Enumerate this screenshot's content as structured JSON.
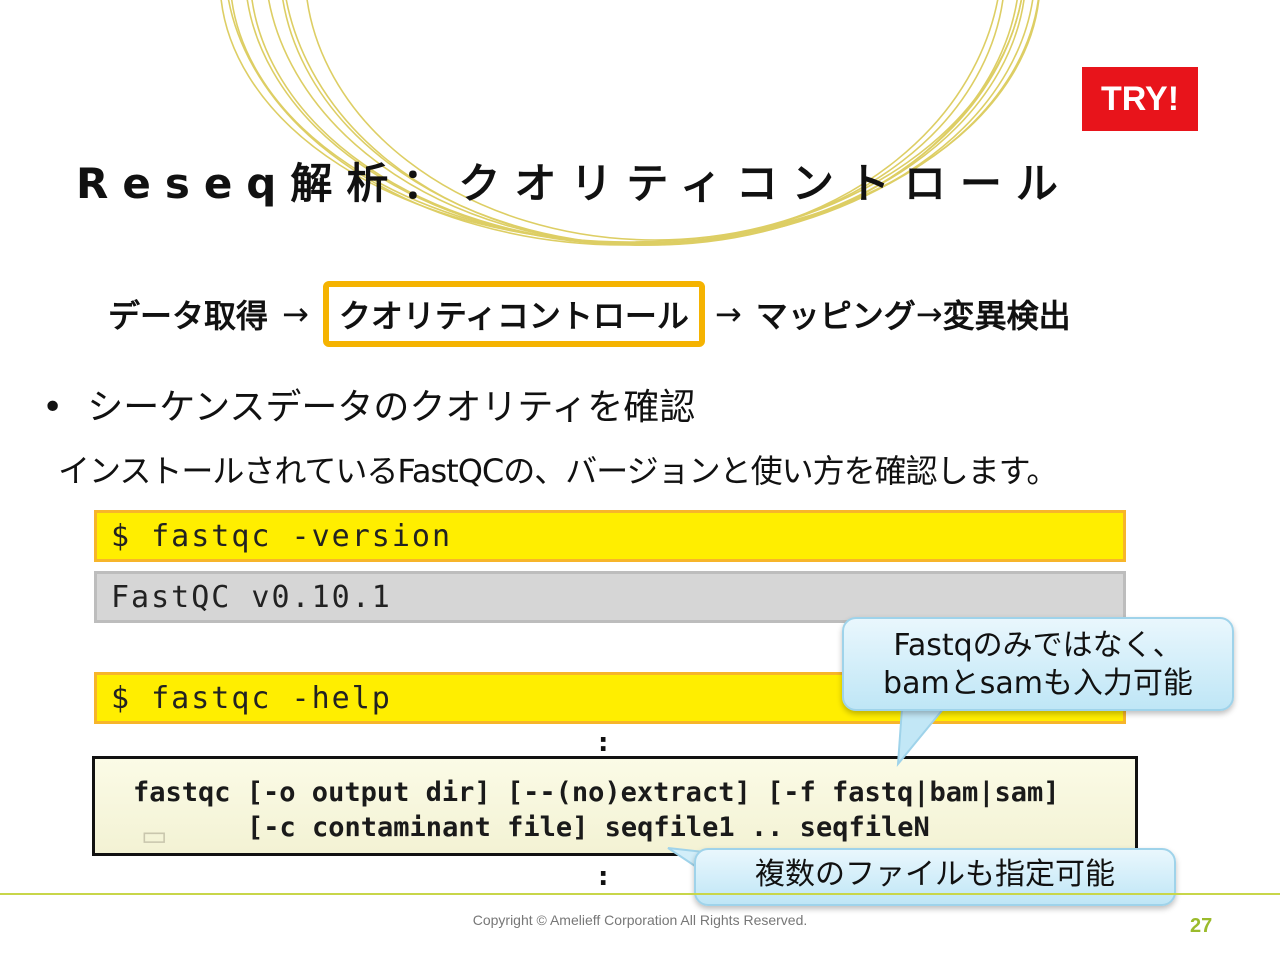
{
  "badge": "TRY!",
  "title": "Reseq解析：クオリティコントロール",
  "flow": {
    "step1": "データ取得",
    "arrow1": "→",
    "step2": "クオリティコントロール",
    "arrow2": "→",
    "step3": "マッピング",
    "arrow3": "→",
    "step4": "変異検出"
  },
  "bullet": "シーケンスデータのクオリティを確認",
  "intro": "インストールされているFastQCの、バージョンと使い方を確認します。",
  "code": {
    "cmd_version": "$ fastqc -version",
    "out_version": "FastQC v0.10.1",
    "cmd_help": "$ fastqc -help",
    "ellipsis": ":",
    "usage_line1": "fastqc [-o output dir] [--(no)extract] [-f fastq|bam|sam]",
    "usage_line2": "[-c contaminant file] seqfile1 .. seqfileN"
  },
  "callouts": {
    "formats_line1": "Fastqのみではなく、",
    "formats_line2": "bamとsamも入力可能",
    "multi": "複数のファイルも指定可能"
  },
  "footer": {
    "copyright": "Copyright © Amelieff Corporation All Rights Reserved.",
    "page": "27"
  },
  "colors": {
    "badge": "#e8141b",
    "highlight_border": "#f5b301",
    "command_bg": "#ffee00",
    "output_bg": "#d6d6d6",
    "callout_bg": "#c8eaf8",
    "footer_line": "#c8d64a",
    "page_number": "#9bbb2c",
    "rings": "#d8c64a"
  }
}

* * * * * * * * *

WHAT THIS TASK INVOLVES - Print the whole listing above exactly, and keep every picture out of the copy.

EXERCISE RESPONSE -
Enumerate this screenshot's content as structured JSON.
{
  "badge": "TRY!",
  "title": "Reseq解析：クオリティコントロール",
  "flow": {
    "step1": "データ取得",
    "arrow1": "→",
    "step2": "クオリティコントロール",
    "arrow2": "→",
    "step3": "マッピング",
    "arrow3": "→",
    "step4": "変異検出"
  },
  "bullet": "シーケンスデータのクオリティを確認",
  "intro": "インストールされているFastQCの、バージョンと使い方を確認します。",
  "code": {
    "cmd_version": "$ fastqc -version",
    "out_version": "FastQC v0.10.1",
    "cmd_help": "$ fastqc -help",
    "ellipsis": ":",
    "usage_line1": "fastqc [-o output dir] [--(no)extract] [-f fastq|bam|sam]",
    "usage_line2": "[-c contaminant file] seqfile1 .. seqfileN"
  },
  "callouts": {
    "formats_line1": "Fastqのみではなく、",
    "formats_line2": "bamとsamも入力可能",
    "multi": "複数のファイルも指定可能"
  },
  "footer": {
    "copyright": "Copyright © Amelieff Corporation All Rights Reserved.",
    "page": "27"
  },
  "colors": {
    "badge": "#e8141b",
    "highlight_border": "#f5b301",
    "command_bg": "#ffee00",
    "output_bg": "#d6d6d6",
    "callout_bg": "#c8eaf8",
    "footer_line": "#c8d64a",
    "page_number": "#9bbb2c",
    "rings": "#d8c64a"
  }
}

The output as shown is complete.